Raymond Cusick with the Daleks, pictured here in 1964.

Filming commenced in early November and the entire first episode is deemed unfit for broadcast due to a technical fault, talk-back from the production assistant’s headphones being audible on the finished product. The episode was remounted and production pushed back one week. Speaking to John Fleming in 1978, Nation observed that nobody had any confidence in the serial or his creations:

“I didn’t have any confidence in the series. I read the brochure at the briefing and said, “There’s no way this show can ever succeed.” And I don’t think it could have done if it had followed the route that they had planned for it. That it actually went into historical situations and was reasonably educational. That was the direction the BBC wanted to take and Sydney Newman was bitterly opposed to any bug-eyed monsters. We could go into the future, but it had to have a relatively scientific base and it was going to be ‘good solid stuff’. He violently objected to the Daleks when he saw them in the script. It was only the determination of the producer Verity Lambert that got them on. Or maybe it was the fact that the BBC had to go on. They’d had them built and they’d spent so much money they had to go on. Nobody had faith in them, including myself.”

No bug eyed monsters!

The Daleks however captured the imagination, igniting interest in Doctor Who as the nation’s playgrounds reverberated with cries of “exterminate, exterminate,” the show ascending to ratings of 10.4m for episodes six and seven of the serial. It wouldn’t be until the Christmas of 1964 that Dalekmania truly entered the stratosphere, with toys and games flooding shelves and stockings. The rest is history.

Legend says however that when Terry Nation’s former charge Tony Hancock saw the Daleks, he exclaimed: “That bloody Nation! He stole my Daleks!” claiming that the design to the metallic monsters had been dreamed up in late night creative sessions, Hancock envisioning “an inverted cone, covered in ping pong balls and with a sink plunger coming out of its head.” Perhaps the final word however should go to Sydney Newman who graciously admits how wrong many were about the potential of the Daleks:

“Being a real aficionado of science fiction, I hated stories which used bug-eyed monsters, otherwise known as BEM’s. I write in my memo that there would be no bug-eyed monsters in ‘Doctor Who’. And after a few episodes,  Verity turned up with the Daleks!
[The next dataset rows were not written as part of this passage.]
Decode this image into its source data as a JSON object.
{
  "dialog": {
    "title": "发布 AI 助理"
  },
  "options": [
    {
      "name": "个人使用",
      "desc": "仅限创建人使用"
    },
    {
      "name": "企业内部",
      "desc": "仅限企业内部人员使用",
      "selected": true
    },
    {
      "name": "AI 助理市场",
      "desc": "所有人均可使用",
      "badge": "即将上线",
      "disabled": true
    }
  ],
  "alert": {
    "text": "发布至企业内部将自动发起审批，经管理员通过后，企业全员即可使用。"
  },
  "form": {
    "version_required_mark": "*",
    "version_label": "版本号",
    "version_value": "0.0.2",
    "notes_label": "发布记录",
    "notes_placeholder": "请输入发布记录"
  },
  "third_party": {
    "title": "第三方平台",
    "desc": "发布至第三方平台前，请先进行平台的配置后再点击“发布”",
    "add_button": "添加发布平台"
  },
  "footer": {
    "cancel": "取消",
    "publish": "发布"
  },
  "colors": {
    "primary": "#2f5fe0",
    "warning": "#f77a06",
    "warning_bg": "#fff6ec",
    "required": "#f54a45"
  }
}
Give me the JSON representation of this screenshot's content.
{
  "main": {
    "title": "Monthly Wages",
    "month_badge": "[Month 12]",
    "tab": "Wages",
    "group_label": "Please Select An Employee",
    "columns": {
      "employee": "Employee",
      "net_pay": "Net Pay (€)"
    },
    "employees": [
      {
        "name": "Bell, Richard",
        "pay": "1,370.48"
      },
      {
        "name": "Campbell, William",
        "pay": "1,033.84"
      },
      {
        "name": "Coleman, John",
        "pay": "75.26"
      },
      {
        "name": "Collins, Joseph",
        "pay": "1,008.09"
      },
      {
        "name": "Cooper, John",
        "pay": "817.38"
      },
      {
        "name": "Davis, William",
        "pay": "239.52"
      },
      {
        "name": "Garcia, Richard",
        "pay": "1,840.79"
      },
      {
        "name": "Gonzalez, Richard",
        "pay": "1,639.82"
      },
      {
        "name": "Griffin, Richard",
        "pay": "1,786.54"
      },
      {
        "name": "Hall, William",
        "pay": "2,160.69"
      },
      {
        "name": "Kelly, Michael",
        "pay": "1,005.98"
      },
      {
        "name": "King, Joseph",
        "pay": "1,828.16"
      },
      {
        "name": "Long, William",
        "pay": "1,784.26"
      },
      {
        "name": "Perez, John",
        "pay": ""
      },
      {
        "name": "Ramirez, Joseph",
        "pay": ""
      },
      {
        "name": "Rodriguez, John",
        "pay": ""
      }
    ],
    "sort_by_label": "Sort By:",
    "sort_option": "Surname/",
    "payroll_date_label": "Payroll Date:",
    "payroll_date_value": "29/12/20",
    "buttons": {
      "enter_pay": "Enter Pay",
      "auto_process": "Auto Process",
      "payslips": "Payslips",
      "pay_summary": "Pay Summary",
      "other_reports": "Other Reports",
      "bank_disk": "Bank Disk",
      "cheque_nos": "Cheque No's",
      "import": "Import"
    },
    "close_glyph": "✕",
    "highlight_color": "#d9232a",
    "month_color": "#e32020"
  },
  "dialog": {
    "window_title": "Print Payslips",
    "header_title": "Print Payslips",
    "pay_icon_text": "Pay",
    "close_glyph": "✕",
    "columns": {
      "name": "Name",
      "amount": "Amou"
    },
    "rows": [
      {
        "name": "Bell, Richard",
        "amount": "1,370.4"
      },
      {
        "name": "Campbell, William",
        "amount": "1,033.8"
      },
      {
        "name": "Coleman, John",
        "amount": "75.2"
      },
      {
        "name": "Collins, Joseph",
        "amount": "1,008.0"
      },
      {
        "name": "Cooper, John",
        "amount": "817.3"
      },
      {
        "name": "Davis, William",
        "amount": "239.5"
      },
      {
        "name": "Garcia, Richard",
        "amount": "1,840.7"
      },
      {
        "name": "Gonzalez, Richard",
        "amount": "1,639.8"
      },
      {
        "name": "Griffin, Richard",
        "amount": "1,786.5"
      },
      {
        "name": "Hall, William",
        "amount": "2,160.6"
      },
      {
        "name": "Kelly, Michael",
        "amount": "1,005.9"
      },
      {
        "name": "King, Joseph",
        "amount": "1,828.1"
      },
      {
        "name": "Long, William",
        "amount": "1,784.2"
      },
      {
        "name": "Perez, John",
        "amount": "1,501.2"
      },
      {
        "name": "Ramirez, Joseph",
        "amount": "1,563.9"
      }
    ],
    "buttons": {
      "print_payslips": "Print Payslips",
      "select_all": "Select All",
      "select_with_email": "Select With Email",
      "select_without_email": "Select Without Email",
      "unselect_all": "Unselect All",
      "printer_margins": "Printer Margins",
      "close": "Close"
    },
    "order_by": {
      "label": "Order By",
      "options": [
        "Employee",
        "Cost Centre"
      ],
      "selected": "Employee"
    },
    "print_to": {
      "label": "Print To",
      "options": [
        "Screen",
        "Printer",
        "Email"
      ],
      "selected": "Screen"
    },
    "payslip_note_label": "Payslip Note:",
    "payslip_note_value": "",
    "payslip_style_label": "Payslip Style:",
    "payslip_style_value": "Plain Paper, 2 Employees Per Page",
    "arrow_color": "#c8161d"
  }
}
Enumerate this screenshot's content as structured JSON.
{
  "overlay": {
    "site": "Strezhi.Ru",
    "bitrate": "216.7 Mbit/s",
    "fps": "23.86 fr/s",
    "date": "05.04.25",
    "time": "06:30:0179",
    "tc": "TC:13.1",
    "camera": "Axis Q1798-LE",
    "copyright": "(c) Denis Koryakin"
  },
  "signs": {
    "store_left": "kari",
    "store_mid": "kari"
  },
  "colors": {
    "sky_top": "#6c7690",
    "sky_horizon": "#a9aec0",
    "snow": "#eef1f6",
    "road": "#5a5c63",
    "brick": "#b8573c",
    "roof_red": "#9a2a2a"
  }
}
I bawled her out for it, but she said ‘Honest, Sydney, they’re not bug-eyed monsters – they’re human beings who are so advanced that their bodies have atrophied and they need these casings to manipulate and do the things they want!’. Of course, the Daleks took off and captured everybody’s imagination. Some of the best thing I have ever done are the thing I never wanted to do. It’s true! It’s worked out that way.”


This article is the second in our “Story by Story” series running all this week celebrating The Daleks. DWW welcomes all submissions and pitches on the theme throughout the week at dww@doctorwhoworldwide.com. 

In future weeks we shall be celebrating Inside the Spaceship (Nov 3 – 9), Marco Polo (Nov 10 – 16), The Keys of Marinus (Nov 17 – 23), The Aztecs (Nov 24 – 30), The Sensorites (Dec 1 – 7) and The Reign of Terror (Dec 8 – 14).